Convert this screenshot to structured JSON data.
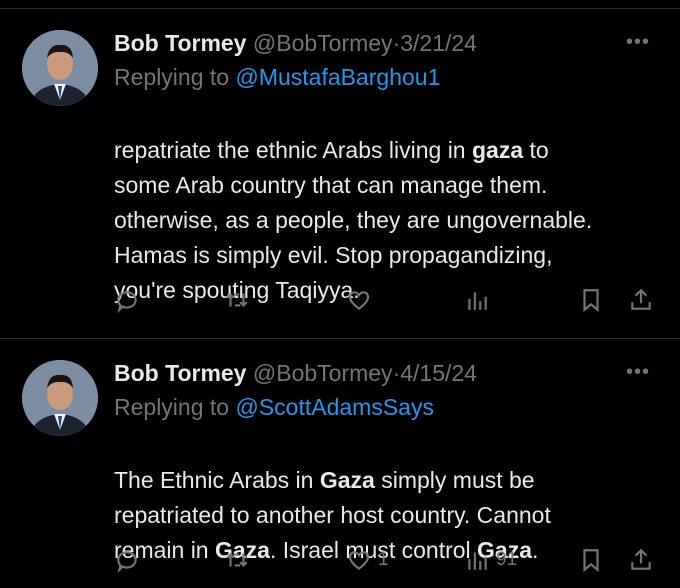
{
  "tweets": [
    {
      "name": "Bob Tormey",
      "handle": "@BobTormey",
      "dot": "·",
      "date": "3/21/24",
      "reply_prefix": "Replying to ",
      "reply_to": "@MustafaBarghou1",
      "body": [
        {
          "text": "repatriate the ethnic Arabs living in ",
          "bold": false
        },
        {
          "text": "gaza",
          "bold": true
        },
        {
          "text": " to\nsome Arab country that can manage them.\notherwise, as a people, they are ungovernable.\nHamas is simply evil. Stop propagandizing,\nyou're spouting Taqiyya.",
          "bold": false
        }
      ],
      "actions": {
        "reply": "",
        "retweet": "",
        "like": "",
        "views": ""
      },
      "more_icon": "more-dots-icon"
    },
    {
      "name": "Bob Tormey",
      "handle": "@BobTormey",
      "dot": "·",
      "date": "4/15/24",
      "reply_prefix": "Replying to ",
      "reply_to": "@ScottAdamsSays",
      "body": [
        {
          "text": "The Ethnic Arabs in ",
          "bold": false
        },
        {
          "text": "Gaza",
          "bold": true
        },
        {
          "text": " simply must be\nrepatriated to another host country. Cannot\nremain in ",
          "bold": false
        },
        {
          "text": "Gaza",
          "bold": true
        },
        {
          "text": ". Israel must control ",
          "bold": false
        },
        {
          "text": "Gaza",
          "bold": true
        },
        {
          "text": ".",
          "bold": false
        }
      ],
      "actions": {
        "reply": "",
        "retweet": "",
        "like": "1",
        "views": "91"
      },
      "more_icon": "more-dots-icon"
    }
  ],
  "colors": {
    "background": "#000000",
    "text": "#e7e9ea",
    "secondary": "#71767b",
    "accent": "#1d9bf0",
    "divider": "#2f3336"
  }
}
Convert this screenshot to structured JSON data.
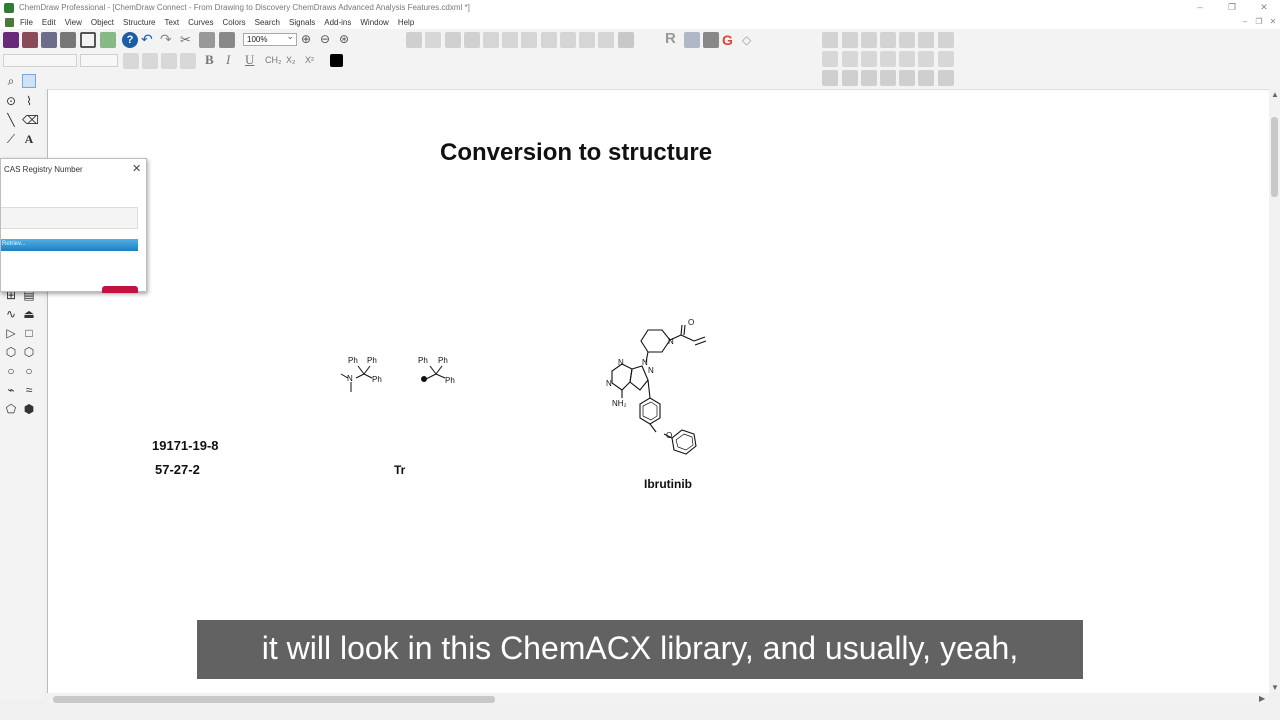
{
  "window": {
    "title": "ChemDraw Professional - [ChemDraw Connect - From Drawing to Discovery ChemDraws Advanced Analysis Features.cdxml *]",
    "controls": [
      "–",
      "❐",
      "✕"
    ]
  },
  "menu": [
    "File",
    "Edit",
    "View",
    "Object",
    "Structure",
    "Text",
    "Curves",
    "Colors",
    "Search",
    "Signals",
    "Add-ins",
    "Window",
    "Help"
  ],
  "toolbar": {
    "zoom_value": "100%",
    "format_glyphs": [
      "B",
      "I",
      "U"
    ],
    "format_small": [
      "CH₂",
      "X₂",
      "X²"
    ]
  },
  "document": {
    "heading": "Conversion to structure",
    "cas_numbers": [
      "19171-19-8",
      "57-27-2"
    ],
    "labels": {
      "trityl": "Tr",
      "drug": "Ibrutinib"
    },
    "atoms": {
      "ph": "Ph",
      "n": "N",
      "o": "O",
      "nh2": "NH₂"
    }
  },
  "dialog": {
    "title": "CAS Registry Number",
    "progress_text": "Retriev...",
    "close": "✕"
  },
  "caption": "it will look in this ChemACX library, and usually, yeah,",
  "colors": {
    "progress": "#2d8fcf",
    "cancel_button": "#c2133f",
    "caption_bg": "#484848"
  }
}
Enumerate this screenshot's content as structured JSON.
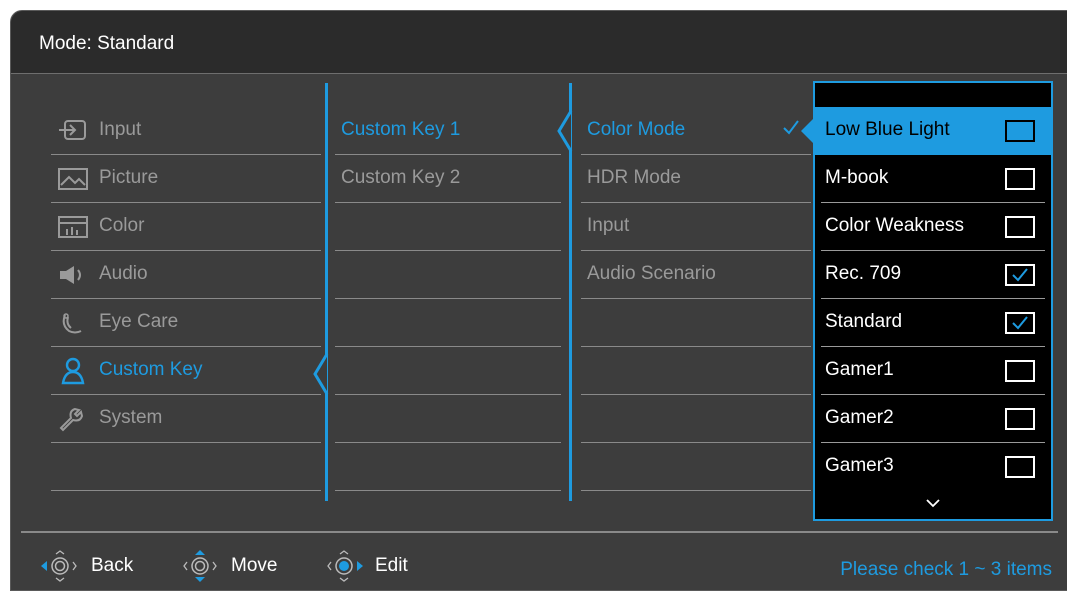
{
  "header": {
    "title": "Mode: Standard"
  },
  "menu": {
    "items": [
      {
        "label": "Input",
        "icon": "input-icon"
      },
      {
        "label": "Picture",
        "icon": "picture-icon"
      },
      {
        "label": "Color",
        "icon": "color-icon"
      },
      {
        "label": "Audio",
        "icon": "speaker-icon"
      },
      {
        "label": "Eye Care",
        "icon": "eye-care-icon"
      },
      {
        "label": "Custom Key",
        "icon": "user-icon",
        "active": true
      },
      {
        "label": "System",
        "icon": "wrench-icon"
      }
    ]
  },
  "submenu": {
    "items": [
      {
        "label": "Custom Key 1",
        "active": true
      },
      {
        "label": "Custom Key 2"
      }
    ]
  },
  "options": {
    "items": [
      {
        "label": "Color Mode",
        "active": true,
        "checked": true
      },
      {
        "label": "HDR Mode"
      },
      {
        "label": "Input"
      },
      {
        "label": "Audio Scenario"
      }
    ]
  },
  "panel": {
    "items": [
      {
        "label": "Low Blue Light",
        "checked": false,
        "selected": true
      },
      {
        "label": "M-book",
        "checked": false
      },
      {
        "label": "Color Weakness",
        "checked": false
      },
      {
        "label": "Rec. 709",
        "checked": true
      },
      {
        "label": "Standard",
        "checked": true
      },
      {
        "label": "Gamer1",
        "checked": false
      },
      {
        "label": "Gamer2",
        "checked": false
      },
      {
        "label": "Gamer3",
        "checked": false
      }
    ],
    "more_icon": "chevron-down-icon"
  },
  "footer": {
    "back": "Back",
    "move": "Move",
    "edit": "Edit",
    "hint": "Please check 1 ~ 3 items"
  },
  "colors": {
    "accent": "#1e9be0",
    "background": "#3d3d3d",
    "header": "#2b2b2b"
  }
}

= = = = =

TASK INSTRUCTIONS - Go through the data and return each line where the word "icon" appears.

ANSWER FOR THE TASK -
      "more_icon": "more-dots-icon"
      "more_icon": "more-dots-icon"
        "icon": "input-icon"
        "icon": "picture-icon"
        "icon": "color-icon"
        "icon": "speaker-icon"
        "icon": "eye-care-icon"
        "icon": "user-icon",
        "icon": "wrench-icon"
    "more_icon": "chevron-down-icon"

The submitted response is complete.